INSTRUCTIONS TO FOLLOW - Could you restate all of the entries, word for word?

SUPPLIED DATA -
═══

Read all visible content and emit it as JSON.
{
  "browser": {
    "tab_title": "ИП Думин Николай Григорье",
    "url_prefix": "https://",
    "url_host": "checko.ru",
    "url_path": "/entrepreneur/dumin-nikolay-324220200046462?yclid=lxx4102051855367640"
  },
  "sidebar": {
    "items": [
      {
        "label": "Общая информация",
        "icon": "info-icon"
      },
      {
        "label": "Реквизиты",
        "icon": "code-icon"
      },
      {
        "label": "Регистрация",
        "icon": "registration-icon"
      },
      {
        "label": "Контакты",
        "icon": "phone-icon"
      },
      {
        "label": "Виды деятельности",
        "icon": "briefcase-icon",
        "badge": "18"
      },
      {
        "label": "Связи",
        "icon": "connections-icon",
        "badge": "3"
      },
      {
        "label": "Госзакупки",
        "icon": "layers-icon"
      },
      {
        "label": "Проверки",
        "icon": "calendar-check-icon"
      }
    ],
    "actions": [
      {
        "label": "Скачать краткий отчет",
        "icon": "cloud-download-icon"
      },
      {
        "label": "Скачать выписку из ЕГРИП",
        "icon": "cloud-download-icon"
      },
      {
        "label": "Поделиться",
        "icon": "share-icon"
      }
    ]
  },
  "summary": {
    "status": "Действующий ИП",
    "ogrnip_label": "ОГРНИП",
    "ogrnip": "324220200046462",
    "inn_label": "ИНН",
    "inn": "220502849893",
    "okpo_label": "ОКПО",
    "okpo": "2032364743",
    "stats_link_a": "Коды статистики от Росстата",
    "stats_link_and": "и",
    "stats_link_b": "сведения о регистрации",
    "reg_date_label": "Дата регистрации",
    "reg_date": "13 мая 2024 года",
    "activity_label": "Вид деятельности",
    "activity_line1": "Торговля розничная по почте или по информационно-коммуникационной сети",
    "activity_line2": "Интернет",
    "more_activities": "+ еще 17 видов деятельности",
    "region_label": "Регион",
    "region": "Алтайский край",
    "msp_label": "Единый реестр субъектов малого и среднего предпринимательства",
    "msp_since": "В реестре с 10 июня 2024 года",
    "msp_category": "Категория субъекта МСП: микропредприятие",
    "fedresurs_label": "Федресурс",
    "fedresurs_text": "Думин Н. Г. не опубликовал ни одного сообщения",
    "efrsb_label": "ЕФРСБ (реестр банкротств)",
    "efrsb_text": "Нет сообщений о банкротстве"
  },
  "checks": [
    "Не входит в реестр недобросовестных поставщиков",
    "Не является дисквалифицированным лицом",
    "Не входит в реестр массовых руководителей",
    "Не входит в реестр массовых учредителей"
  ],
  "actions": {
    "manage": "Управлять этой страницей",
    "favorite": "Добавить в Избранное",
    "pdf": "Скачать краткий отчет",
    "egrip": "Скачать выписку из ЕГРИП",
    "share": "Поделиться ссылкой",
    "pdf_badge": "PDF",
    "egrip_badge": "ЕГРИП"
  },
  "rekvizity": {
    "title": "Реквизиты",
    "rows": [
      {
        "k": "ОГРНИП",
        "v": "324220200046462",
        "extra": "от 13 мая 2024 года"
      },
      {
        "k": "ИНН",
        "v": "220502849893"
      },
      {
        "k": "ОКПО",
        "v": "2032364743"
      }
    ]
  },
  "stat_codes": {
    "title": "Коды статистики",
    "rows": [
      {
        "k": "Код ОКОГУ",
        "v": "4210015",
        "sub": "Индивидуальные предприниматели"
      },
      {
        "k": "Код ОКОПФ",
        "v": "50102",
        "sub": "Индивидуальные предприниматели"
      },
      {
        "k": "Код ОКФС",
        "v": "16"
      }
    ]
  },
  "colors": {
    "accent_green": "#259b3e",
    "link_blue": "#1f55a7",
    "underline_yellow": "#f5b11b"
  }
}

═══

FINISHED TASK -
Read all visible content and emit it as JSON.
{
  "browser": {
    "tab_title": "ИП Думин Николай Григорье",
    "url_prefix": "https://",
    "url_host": "checko.ru",
    "url_path": "/entrepreneur/dumin-nikolay-324220200046462?yclid=lxx4102051855367640"
  },
  "sidebar": {
    "items": [
      {
        "label": "Общая информация",
        "icon": "info-icon"
      },
      {
        "label": "Реквизиты",
        "icon": "code-icon"
      },
      {
        "label": "Регистрация",
        "icon": "registration-icon"
      },
      {
        "label": "Контакты",
        "icon": "phone-icon"
      },
      {
        "label": "Виды деятельности",
        "icon": "briefcase-icon",
        "badge": "18"
      },
      {
        "label": "Связи",
        "icon": "connections-icon",
        "badge": "3"
      },
      {
        "label": "Госзакупки",
        "icon": "layers-icon"
      },
      {
        "label": "Проверки",
        "icon": "calendar-check-icon"
      }
    ],
    "actions": [
      {
        "label": "Скачать краткий отчет",
        "icon": "cloud-download-icon"
      },
      {
        "label": "Скачать выписку из ЕГРИП",
        "icon": "cloud-download-icon"
      },
      {
        "label": "Поделиться",
        "icon": "share-icon"
      }
    ]
  },
  "summary": {
    "status": "Действующий ИП",
    "ogrnip_label": "ОГРНИП",
    "ogrnip": "324220200046462",
    "inn_label": "ИНН",
    "inn": "220502849893",
    "okpo_label": "ОКПО",
    "okpo": "2032364743",
    "stats_link_a": "Коды статистики от Росстата",
    "stats_link_and": "и",
    "stats_link_b": "сведения о регистрации",
    "reg_date_label": "Дата регистрации",
    "reg_date": "13 мая 2024 года",
    "activity_label": "Вид деятельности",
    "activity_line1": "Торговля розничная по почте или по информационно-коммуникационной сети",
    "activity_line2": "Интернет",
    "more_activities": "+ еще 17 видов деятельности",
    "region_label": "Регион",
    "region": "Алтайский край",
    "msp_label": "Единый реестр субъектов малого и среднего предпринимательства",
    "msp_since": "В реестре с 10 июня 2024 года",
    "msp_category": "Категория субъекта МСП: микропредприятие",
    "fedresurs_label": "Федресурс",
    "fedresurs_text": "Думин Н. Г. не опубликовал ни одного сообщения",
    "efrsb_label": "ЕФРСБ (реестр банкротств)",
    "efrsb_text": "Нет сообщений о банкротстве"
  },
  "checks": [
    "Не входит в реестр недобросовестных поставщиков",
    "Не является дисквалифицированным лицом",
    "Не входит в реестр массовых руководителей",
    "Не входит в реестр массовых учредителей"
  ],
  "actions": {
    "manage": "Управлять этой страницей",
    "favorite": "Добавить в Избранное",
    "pdf": "Скачать краткий отчет",
    "egrip": "Скачать выписку из ЕГРИП",
    "share": "Поделиться ссылкой",
    "pdf_badge": "PDF",
    "egrip_badge": "ЕГРИП"
  },
  "rekvizity": {
    "title": "Реквизиты",
    "rows": [
      {
        "k": "ОГРНИП",
        "v": "324220200046462",
        "extra": "от 13 мая 2024 года"
      },
      {
        "k": "ИНН",
        "v": "220502849893"
      },
      {
        "k": "ОКПО",
        "v": "2032364743"
      }
    ]
  },
  "stat_codes": {
    "title": "Коды статистики",
    "rows": [
      {
        "k": "Код ОКОГУ",
        "v": "4210015",
        "sub": "Индивидуальные предприниматели"
      },
      {
        "k": "Код ОКОПФ",
        "v": "50102",
        "sub": "Индивидуальные предприниматели"
      },
      {
        "k": "Код ОКФС",
        "v": "16"
      }
    ]
  },
  "colors": {
    "accent_green": "#259b3e",
    "link_blue": "#1f55a7",
    "underline_yellow": "#f5b11b"
  }
}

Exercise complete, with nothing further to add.